To do — Tell me how many lines in the data include "Verträge", and keep the reply to that number.
========================================
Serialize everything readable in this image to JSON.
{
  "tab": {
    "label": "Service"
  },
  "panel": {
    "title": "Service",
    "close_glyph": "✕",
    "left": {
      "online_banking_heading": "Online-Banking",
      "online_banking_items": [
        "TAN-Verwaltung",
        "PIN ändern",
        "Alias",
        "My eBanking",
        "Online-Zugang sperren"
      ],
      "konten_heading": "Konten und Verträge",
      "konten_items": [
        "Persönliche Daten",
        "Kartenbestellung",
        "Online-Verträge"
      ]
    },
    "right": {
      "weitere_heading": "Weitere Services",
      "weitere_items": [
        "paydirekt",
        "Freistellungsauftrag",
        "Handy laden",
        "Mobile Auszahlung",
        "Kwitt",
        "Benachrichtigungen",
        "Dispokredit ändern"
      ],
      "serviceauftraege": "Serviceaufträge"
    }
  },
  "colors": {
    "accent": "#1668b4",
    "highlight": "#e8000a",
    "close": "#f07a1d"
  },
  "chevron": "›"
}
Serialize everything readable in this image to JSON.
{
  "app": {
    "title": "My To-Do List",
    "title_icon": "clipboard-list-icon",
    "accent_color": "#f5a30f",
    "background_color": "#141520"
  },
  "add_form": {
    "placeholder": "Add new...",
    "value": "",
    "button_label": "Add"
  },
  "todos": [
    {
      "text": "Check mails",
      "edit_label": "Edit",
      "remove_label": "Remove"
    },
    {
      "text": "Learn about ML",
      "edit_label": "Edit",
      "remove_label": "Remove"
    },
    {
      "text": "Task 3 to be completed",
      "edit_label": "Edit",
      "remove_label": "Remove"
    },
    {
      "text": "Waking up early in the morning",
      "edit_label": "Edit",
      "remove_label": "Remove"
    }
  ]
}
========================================
Exercise answer — 2